Maradona, who has been Argentina's head coach since November 2008, has called up a hundred players during his tenure as he searched for a winning formula, with the nation's performance in World Cup qualification so poor that they were in danger of failing to reach the finals for the first time since 1970. He could not find a formula in which Messi could replicate his brilliant Barcelona form and only picked Higuaín in the last two games against Peru and Uruguay, that Argentina needed to win.

"Messi looked fantastic, full of energy, happy ... He's maturing in giant strides," said Maradona. "Messi is another I'm certainly taking [to the finals] as a first-choice player alongside [midfielder and captain Javier] Mascherano," he said.

Monday, 15 March 2010

Rhone Group head list of 'six or seven' potential Liverpool investors

Liverpool have moved a step closer to resolving their financial future with "six or seven" potential investors vying to take a majority stake in the club.

The first to declare its hand is the Rhone Group, a US fund management firm, run by billionaires Robert Agostinelli and Steven Langman, which has expressed an interest in buying a stake of at least 34 per cent for around £100 million.

That would substantially dilute the holdings of owners Tom Hicks and George Gillett and break the boardroom stalemate which has hamstrung the club for more than two years.
However, Liverpool remain hopeful of receiving a number of competing offers before the Easter deadline set by the club's managing director, Christian Purslow.

Six other interested parties are believed to be considering proposals entailing either partial investment or a wholesale buyout of Hicks and Gillett.
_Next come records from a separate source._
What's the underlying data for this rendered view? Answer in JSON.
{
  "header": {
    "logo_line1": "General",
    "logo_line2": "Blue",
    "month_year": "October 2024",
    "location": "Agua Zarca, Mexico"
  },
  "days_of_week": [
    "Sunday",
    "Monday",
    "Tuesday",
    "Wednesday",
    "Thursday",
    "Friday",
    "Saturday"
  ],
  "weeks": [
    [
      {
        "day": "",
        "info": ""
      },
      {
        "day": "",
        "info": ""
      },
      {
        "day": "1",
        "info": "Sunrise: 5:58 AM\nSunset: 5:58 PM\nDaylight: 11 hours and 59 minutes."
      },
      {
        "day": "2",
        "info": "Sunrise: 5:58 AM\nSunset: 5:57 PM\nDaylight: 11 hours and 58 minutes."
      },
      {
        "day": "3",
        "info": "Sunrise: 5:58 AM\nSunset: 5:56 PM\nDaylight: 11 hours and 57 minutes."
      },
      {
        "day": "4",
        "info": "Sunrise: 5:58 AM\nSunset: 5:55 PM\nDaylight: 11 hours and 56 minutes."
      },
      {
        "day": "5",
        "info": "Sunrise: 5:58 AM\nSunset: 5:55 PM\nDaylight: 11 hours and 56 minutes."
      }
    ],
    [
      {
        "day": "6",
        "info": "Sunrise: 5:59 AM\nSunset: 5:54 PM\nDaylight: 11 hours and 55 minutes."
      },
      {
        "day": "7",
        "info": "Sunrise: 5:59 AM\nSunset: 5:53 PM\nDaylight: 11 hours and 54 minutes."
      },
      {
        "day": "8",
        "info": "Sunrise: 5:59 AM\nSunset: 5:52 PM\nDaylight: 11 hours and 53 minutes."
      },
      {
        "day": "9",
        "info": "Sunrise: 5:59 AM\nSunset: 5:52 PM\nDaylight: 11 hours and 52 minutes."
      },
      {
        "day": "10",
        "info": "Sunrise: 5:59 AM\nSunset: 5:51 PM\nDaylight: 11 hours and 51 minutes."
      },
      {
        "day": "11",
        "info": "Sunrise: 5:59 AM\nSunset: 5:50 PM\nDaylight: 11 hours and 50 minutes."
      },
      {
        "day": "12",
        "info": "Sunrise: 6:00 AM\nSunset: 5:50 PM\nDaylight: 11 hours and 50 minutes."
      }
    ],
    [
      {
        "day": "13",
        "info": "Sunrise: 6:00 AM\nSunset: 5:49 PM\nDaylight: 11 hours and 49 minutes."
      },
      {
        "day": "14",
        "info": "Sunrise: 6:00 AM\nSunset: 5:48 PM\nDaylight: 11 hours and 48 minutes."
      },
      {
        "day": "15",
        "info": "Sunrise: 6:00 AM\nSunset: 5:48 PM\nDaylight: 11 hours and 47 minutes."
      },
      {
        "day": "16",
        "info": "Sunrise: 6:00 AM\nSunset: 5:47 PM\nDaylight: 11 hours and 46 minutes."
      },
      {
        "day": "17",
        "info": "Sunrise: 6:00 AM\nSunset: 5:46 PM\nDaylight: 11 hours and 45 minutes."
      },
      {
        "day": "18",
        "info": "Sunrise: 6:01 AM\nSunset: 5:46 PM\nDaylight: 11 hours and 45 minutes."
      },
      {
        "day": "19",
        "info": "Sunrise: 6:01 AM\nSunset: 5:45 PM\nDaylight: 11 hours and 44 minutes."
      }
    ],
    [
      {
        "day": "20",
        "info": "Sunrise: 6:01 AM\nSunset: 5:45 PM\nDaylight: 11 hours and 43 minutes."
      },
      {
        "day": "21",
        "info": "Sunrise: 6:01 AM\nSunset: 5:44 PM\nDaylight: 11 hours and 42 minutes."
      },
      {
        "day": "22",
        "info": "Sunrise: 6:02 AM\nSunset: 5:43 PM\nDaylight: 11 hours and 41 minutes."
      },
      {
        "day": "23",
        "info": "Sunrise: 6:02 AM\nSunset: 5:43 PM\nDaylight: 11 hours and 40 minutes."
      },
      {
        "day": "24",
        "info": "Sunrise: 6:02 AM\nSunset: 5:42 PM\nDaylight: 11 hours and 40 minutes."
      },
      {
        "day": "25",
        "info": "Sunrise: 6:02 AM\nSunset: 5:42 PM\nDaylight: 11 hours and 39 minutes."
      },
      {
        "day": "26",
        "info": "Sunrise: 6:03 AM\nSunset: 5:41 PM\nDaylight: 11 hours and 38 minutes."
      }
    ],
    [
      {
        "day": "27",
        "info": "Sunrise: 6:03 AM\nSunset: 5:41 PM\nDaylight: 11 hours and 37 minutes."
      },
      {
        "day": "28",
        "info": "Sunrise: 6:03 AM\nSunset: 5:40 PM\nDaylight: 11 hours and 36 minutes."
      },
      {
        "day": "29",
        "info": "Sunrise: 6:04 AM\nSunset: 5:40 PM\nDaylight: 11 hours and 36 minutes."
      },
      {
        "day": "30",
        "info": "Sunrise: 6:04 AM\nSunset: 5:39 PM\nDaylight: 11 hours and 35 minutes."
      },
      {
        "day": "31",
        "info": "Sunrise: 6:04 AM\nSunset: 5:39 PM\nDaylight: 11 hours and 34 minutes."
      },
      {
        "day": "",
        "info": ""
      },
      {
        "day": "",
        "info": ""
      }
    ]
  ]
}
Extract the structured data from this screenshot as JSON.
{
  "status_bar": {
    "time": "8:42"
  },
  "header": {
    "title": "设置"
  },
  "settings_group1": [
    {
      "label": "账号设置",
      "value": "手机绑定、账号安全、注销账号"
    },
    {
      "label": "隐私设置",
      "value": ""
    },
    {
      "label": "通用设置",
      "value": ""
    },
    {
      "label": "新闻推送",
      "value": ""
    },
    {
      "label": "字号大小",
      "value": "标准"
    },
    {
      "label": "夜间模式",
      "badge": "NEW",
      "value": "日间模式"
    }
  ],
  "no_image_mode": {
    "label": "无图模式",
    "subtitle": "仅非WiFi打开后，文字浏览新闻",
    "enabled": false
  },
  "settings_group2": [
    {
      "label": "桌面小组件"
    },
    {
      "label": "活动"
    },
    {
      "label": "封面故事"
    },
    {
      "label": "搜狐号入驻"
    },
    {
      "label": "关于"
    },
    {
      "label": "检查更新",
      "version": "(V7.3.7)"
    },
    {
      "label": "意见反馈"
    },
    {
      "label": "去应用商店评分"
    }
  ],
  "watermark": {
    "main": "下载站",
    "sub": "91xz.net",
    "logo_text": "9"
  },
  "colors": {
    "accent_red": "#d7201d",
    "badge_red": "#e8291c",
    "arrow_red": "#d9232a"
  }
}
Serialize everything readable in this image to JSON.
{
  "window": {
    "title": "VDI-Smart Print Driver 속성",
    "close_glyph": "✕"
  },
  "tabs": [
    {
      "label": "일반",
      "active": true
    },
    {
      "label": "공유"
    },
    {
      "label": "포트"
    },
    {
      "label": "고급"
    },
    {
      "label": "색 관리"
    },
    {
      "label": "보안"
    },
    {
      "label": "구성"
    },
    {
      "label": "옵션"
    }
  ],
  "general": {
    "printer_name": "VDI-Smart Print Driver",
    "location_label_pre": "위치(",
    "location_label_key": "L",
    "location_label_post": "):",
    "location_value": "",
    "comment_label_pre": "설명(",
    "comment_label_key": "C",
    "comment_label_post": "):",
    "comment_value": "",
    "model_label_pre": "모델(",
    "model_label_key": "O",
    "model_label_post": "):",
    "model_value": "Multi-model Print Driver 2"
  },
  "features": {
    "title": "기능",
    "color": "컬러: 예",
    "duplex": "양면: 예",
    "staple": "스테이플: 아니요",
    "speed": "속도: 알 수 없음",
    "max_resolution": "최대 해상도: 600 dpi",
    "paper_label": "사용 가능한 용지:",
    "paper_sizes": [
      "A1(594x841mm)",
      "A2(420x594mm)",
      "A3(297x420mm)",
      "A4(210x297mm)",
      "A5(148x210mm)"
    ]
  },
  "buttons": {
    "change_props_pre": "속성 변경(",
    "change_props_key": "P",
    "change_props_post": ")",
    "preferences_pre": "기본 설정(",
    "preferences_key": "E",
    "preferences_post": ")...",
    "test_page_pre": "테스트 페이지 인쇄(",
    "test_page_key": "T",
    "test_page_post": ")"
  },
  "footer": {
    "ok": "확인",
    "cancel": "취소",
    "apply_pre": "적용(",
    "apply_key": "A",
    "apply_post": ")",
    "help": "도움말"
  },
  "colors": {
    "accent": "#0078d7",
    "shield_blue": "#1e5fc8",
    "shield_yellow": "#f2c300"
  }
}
Those offers would be put to the club's board by Purslow, with sources at Liverpool hopeful of securing new investment "in good time" for the start of next season.

Regardless of which offer is accepted, any cash infusion raised by a share issue would be used to pay down the £237 million debt laden on to the club by Hicks and Gillett, a condition laid down by the Royal Bank of Scotland if the two Americans are to refinance loans held by the Government-controlled bank in July.

But an end to the search for investment started last year by Purslow would free up the working capital to enable work to start on the club's long-awaited new stadium on Stanley Park this year, as well as, crucially, allowing Liverpool to strengthen their playing staff.

The club's manager, Rafael Benítez, has been forced to spend only what he raises in the transfer market for the past two years and the prospect of the funds being available to provide the "four or five" front-line signings Fernando Torres suggested on Saturday are key to his and Liverpool's future without fresh investment are distant.

The Spain international is known to harbour concerns over Liverpool's ability to compete for the major honours he so craves, and made the first public expression of his doubts when he called on the club to "make an effort" this summer to bring in the players needed to compete not for fourth place, but for the league title.

"His main motivation is winning trophies," said Benítez. "He wants to be playing in the Champions League, but it is not just him. We all want that."

But while the arrival of Rhone's offer may signal the beginning of the end for Hicks and Gillett, doubts remain as to whether any investor would be willing to inject so much cash without taking at least a 51 per cent stake, thereby guaranteeing overall control.